PROBLEM DETAILS:
Please restate every record below word for word and skip the pictures.

SUPPLIED RECORDS:
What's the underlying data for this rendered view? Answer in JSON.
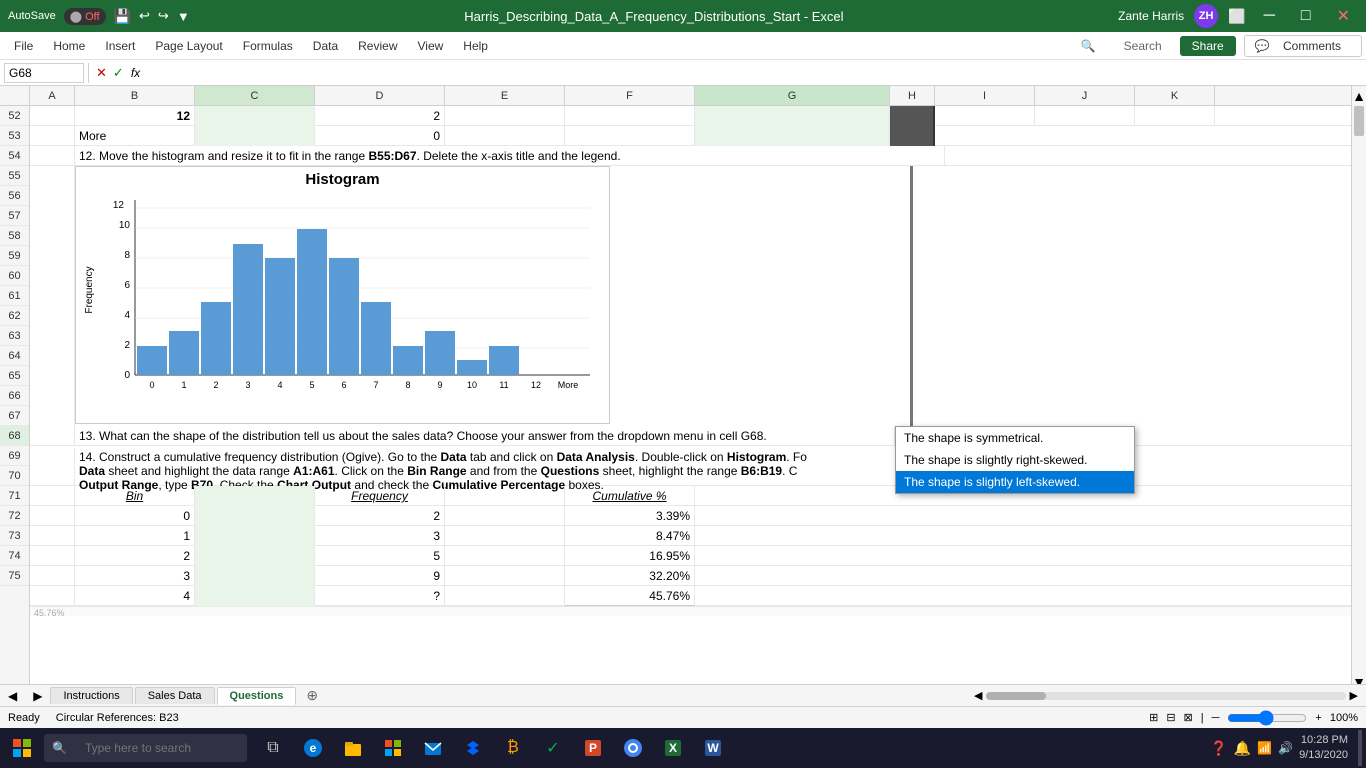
{
  "titlebar": {
    "autosave_label": "AutoSave",
    "autosave_state": "Off",
    "title": "Harris_Describing_Data_A_Frequency_Distributions_Start  -  Excel",
    "user_name": "Zante Harris",
    "user_initials": "ZH"
  },
  "menu": {
    "items": [
      "File",
      "Home",
      "Insert",
      "Page Layout",
      "Formulas",
      "Data",
      "Review",
      "View",
      "Help"
    ],
    "share_label": "Share",
    "comments_label": "Comments"
  },
  "formula_bar": {
    "cell_ref": "G68",
    "fx_symbol": "fx"
  },
  "columns": {
    "headers": [
      "A",
      "B",
      "C",
      "D",
      "E",
      "F",
      "G",
      "H",
      "I",
      "J",
      "K"
    ]
  },
  "rows": {
    "numbers": [
      52,
      53,
      54,
      55,
      56,
      57,
      58,
      59,
      60,
      61,
      62,
      63,
      64,
      65,
      66,
      67,
      68,
      69,
      70,
      71,
      72,
      73,
      74,
      75
    ]
  },
  "cells": {
    "B52": "12",
    "D52": "2",
    "B53": "More",
    "D53": "0",
    "instruction_12": "12. Move the histogram and resize it to fit in the range B55:D67. Delete the x-axis title and the legend.",
    "instruction_13": "13. What can the shape of the distribution tell us about the sales data? Choose your answer from the dropdown menu in cell G68.",
    "instruction_14_part1": "14. Construct a cumulative frequency distribution (Ogive). Go to the ",
    "instruction_14_data": "Data",
    "instruction_14_part2": " tab and click on ",
    "instruction_14_analysis": "Data Analysis",
    "instruction_14_part3": ". Double-click on ",
    "instruction_14_histogram": "Histogram",
    "instruction_14_part4": ". Fo",
    "instruction_14_line2_1": "Data",
    "instruction_14_line2_2": " sheet and highlight the data range ",
    "instruction_14_a1a61": "A1:A61",
    "instruction_14_line2_3": ". Click on the ",
    "instruction_14_binrange": "Bin Range",
    "instruction_14_line2_4": " and from the ",
    "instruction_14_questions": "Questions",
    "instruction_14_line2_5": " sheet, highlight the range ",
    "instruction_14_b6b19": "B6:B19",
    "instruction_14_line2_6": ". C",
    "instruction_14_line3_1": "Output Range",
    "instruction_14_line3_2": ", type ",
    "instruction_14_b70": "B70",
    "instruction_14_line3_3": ". Check the ",
    "instruction_14_chart": "Chart Output",
    "instruction_14_line3_4": " and check the ",
    "instruction_14_cumulative": "Cumulative Percentage",
    "instruction_14_line3_5": " boxes.",
    "table_headers": {
      "bin": "Bin",
      "frequency": "Frequency",
      "cumulative": "Cumulative %"
    },
    "table_rows": [
      {
        "bin": "0",
        "frequency": "2",
        "cumulative": "3.39%"
      },
      {
        "bin": "1",
        "frequency": "3",
        "cumulative": "8.47%"
      },
      {
        "bin": "2",
        "frequency": "5",
        "cumulative": "16.95%"
      },
      {
        "bin": "3",
        "frequency": "9",
        "cumulative": "32.20%"
      },
      {
        "bin": "4",
        "frequency": "?",
        "cumulative": "45.76%"
      }
    ]
  },
  "histogram": {
    "title": "Histogram",
    "x_labels": [
      "0",
      "1",
      "2",
      "3",
      "4",
      "5",
      "6",
      "7",
      "8",
      "9",
      "10",
      "11",
      "12",
      "More"
    ],
    "y_labels": [
      "0",
      "2",
      "4",
      "6",
      "8",
      "10",
      "12"
    ],
    "y_axis_title": "Frequency",
    "bars": [
      2,
      3,
      5,
      9,
      8,
      10,
      8,
      5,
      2,
      3,
      1,
      2,
      0,
      0
    ]
  },
  "dropdown": {
    "options": [
      {
        "text": "The shape is symmetrical.",
        "selected": false
      },
      {
        "text": "The shape is slightly right-skewed.",
        "selected": false
      },
      {
        "text": "The shape is slightly left-skewed.",
        "selected": true
      }
    ]
  },
  "sheet_tabs": {
    "tabs": [
      "Instructions",
      "Sales Data",
      "Questions"
    ],
    "active_tab": "Questions"
  },
  "status_bar": {
    "mode": "Ready",
    "circular_refs": "Circular References: B23",
    "view_icons": [
      "normal",
      "page-layout",
      "page-break"
    ],
    "zoom": "100%"
  },
  "taskbar": {
    "search_placeholder": "Type here to search",
    "time": "10:28 PM",
    "date": "9/13/2020"
  }
}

WRITTEN SOLUTION:
What's the underlying data for this rendered view? Answer in JSON.
{
  "titlebar": {
    "autosave_label": "AutoSave",
    "autosave_state": "Off",
    "title": "Harris_Describing_Data_A_Frequency_Distributions_Start  -  Excel",
    "user_name": "Zante Harris",
    "user_initials": "ZH"
  },
  "menu": {
    "items": [
      "File",
      "Home",
      "Insert",
      "Page Layout",
      "Formulas",
      "Data",
      "Review",
      "View",
      "Help"
    ],
    "share_label": "Share",
    "comments_label": "Comments"
  },
  "formula_bar": {
    "cell_ref": "G68",
    "fx_symbol": "fx"
  },
  "columns": {
    "headers": [
      "A",
      "B",
      "C",
      "D",
      "E",
      "F",
      "G",
      "H",
      "I",
      "J",
      "K"
    ]
  },
  "rows": {
    "numbers": [
      52,
      53,
      54,
      55,
      56,
      57,
      58,
      59,
      60,
      61,
      62,
      63,
      64,
      65,
      66,
      67,
      68,
      69,
      70,
      71,
      72,
      73,
      74,
      75
    ]
  },
  "cells": {
    "B52": "12",
    "D52": "2",
    "B53": "More",
    "D53": "0",
    "instruction_12": "12. Move the histogram and resize it to fit in the range B55:D67. Delete the x-axis title and the legend.",
    "instruction_13": "13. What can the shape of the distribution tell us about the sales data? Choose your answer from the dropdown menu in cell G68.",
    "instruction_14_part1": "14. Construct a cumulative frequency distribution (Ogive). Go to the ",
    "instruction_14_data": "Data",
    "instruction_14_part2": " tab and click on ",
    "instruction_14_analysis": "Data Analysis",
    "instruction_14_part3": ". Double-click on ",
    "instruction_14_histogram": "Histogram",
    "instruction_14_part4": ". Fo",
    "instruction_14_line2_1": "Data",
    "instruction_14_line2_2": " sheet and highlight the data range ",
    "instruction_14_a1a61": "A1:A61",
    "instruction_14_line2_3": ". Click on the ",
    "instruction_14_binrange": "Bin Range",
    "instruction_14_line2_4": " and from the ",
    "instruction_14_questions": "Questions",
    "instruction_14_line2_5": " sheet, highlight the range ",
    "instruction_14_b6b19": "B6:B19",
    "instruction_14_line2_6": ". C",
    "instruction_14_line3_1": "Output Range",
    "instruction_14_line3_2": ", type ",
    "instruction_14_b70": "B70",
    "instruction_14_line3_3": ". Check the ",
    "instruction_14_chart": "Chart Output",
    "instruction_14_line3_4": " and check the ",
    "instruction_14_cumulative": "Cumulative Percentage",
    "instruction_14_line3_5": " boxes.",
    "table_headers": {
      "bin": "Bin",
      "frequency": "Frequency",
      "cumulative": "Cumulative %"
    },
    "table_rows": [
      {
        "bin": "0",
        "frequency": "2",
        "cumulative": "3.39%"
      },
      {
        "bin": "1",
        "frequency": "3",
        "cumulative": "8.47%"
      },
      {
        "bin": "2",
        "frequency": "5",
        "cumulative": "16.95%"
      },
      {
        "bin": "3",
        "frequency": "9",
        "cumulative": "32.20%"
      },
      {
        "bin": "4",
        "frequency": "?",
        "cumulative": "45.76%"
      }
    ]
  },
  "histogram": {
    "title": "Histogram",
    "x_labels": [
      "0",
      "1",
      "2",
      "3",
      "4",
      "5",
      "6",
      "7",
      "8",
      "9",
      "10",
      "11",
      "12",
      "More"
    ],
    "y_labels": [
      "0",
      "2",
      "4",
      "6",
      "8",
      "10",
      "12"
    ],
    "y_axis_title": "Frequency",
    "bars": [
      2,
      3,
      5,
      9,
      8,
      10,
      8,
      5,
      2,
      3,
      1,
      2,
      0,
      0
    ]
  },
  "dropdown": {
    "options": [
      {
        "text": "The shape is symmetrical.",
        "selected": false
      },
      {
        "text": "The shape is slightly right-skewed.",
        "selected": false
      },
      {
        "text": "The shape is slightly left-skewed.",
        "selected": true
      }
    ]
  },
  "sheet_tabs": {
    "tabs": [
      "Instructions",
      "Sales Data",
      "Questions"
    ],
    "active_tab": "Questions"
  },
  "status_bar": {
    "mode": "Ready",
    "circular_refs": "Circular References: B23",
    "view_icons": [
      "normal",
      "page-layout",
      "page-break"
    ],
    "zoom": "100%"
  },
  "taskbar": {
    "search_placeholder": "Type here to search",
    "time": "10:28 PM",
    "date": "9/13/2020"
  }
}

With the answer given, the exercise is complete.